“May those who are doing all they can for reconciliation on the Korean Peninsula continue with renewed dedication to being good artisans of peace”. Pope Francis expressed this hope, while “encouraging everyone to a respectful and constructive dialogue for an ever brighter future”, in a message to Rome’s Korean community, who gathered in Saint Peter’s Basilica on Saturday afternoon, 21 August, to celebrate the 200th anniversary of the birth of Saint Andrew Kim Taegon, the country’s first Cath-o-lic priest, who was martyred in 1846 and canonized by John Paul II in 1984 in Seoul.
Archbishop Lazarus You Heung-sik, who was appointed Prefect of the Congregation for the Clergy by Pope Francis on 11 June 2021, presided the Korean language rite at the Altar of the Chair. The Mass was concelebrated by some 30 priests, in the presence of about 70 members of the faithful, including religious and lay people.

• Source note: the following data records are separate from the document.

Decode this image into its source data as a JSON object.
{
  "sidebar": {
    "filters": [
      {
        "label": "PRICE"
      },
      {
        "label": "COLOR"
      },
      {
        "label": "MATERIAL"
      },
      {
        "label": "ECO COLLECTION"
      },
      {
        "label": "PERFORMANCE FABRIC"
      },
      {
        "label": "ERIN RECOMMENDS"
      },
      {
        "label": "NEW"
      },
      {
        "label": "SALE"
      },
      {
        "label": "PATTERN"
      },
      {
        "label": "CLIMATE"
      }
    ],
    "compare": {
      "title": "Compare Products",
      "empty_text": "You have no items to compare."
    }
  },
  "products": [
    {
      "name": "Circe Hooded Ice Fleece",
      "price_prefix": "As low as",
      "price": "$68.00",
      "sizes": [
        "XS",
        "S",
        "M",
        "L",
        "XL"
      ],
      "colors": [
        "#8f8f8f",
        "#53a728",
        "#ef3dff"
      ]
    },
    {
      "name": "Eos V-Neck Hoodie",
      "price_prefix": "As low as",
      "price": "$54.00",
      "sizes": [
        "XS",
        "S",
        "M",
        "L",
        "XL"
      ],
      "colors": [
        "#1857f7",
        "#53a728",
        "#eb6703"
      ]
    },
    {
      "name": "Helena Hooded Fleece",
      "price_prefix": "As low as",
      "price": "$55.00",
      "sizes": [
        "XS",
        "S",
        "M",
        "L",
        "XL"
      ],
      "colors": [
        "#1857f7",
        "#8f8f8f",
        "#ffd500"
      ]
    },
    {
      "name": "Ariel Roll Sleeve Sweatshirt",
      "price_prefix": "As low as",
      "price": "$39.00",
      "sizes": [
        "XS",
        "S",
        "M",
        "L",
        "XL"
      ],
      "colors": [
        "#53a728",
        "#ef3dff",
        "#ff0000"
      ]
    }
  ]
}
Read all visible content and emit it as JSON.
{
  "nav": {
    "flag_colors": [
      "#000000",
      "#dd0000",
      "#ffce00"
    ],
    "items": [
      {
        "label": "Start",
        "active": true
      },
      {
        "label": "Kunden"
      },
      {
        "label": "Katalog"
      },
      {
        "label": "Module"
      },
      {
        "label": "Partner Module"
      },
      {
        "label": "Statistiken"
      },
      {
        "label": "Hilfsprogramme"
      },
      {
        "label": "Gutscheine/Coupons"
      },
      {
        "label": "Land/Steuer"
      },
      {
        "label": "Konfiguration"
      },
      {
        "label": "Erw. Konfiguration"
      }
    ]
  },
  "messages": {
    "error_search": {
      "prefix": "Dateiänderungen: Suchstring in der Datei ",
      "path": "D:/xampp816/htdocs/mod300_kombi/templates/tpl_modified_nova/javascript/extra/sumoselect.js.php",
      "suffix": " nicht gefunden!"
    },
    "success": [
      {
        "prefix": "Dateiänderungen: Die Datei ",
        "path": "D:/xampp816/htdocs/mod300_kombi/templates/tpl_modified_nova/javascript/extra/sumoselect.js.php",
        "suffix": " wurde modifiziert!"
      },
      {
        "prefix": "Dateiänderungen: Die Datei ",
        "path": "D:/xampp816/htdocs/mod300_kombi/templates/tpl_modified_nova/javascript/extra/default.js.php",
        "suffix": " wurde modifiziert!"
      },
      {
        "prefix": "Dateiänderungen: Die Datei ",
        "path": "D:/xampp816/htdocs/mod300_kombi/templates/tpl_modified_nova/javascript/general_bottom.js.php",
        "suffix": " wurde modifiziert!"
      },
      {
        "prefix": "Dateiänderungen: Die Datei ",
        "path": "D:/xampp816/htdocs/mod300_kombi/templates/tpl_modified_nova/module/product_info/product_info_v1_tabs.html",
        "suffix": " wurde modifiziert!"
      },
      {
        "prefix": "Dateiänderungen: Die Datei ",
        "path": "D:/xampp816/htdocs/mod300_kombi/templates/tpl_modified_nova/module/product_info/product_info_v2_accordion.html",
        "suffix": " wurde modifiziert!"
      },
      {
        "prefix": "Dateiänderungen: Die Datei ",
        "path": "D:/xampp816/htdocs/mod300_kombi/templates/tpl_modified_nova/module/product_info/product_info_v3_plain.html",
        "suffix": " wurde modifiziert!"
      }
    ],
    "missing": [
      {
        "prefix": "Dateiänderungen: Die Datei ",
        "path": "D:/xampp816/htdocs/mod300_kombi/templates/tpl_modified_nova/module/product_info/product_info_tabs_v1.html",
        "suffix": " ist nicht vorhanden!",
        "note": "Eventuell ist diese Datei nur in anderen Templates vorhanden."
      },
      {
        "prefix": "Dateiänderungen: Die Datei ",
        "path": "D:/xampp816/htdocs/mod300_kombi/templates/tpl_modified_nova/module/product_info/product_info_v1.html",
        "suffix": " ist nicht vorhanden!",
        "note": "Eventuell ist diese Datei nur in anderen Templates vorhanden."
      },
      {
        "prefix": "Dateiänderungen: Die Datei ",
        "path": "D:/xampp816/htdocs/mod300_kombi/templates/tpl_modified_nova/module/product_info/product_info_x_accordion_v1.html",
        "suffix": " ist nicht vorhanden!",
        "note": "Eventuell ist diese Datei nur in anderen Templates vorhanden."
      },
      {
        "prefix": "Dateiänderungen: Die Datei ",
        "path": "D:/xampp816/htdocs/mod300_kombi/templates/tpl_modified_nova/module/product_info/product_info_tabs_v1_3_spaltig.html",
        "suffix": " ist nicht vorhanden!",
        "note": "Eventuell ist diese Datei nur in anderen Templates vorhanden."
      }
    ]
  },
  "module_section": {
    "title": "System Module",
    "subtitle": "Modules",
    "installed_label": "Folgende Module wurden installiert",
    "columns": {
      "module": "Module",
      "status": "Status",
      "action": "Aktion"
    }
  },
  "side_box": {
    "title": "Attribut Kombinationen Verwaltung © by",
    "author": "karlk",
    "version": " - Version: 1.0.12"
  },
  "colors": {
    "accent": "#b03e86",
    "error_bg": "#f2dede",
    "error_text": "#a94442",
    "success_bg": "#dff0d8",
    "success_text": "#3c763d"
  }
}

Addressing the “faithful of our beloved South Korea”, the Pontiff recalled the holy priest as “an exemplary witness of heroic faith and a tireless apostle of evangelization in difficult times, marked by persecution and suffering” for the Korean people. Andrew Kim Tae-gon, the message continues, “along with his Companions, demonstrated with joyful hope that good always prevails, because God’s love overcomes hatred”. After all, Francis observed, bringing his reflection up to date, “even today, in the face of so many manifestations of evil which disfigure the beautiful face of mankind, created in the image and likeness of God, we need to rediscover the importance of the mission of every baptized individual, who is called to be a worker of peace and hope everywhere, ready, like the Good Samaritan, to bend down to the wounds of those who wish for love, help or simply a fraternal gaze”. In this regard, the Pope took the opportunity “to offer heartfelt thanks to the entire Korean ecclesial community for its great generosity in supporting the anti-Covid-19 vaccination cam-paign in favour of poorer countries. Your sensitivity and attention to the weakest members of the Body of Christ”, Francis remarked, “en-cour-ages people to put themselves at the service of others and, at the same time, represents a strong invitation for a greater commitment in the cause of the least”.
Lastly, he shared his hopes for reconciliation for the Korean nation: “As I said in the Encyclical Fratelli Tutti”, he concluded, citing paragraph 232, “there is no end to the building of a country’s social peace; rather, it is ‘an open-ended endeavour, a never-end-ing task that demands the commitment of everyone’”.
References to the pandemic and to Pope Bergoglio’s Encyclical were also included in the Archbishop Prefect’s homily. Evangelical fraternity, he explained, “is medicine to heal a world sick with indifference and to overcome the crisis brought on by the pandemic. But also a remedy to the suffering on the world stage: from the terrible earthquake in Haiti, to the painful situation in Afghanistan, to Myanmar”.
Commenting on the readings offered in the liturgy (Ez 24:11-26 and Jn 10:11-16), the Korean prelate reconstructed events in the life of Saint Andrew Kim, whose family included “two saints, two blessed and six martyrs, in the course of four generations”; a “family particularly blessed by the Lord”, he observed, “and very rare even in the history of the universal Church”.
“Through his brief earthly life of only 25 years and 26 days, he showed the way that people are called to travel; indeed, despite the social environment ruled by the hierarchical caste system of Confucianism, our holy priest was a man whose life fully reflected his faith”, the Archbishop said.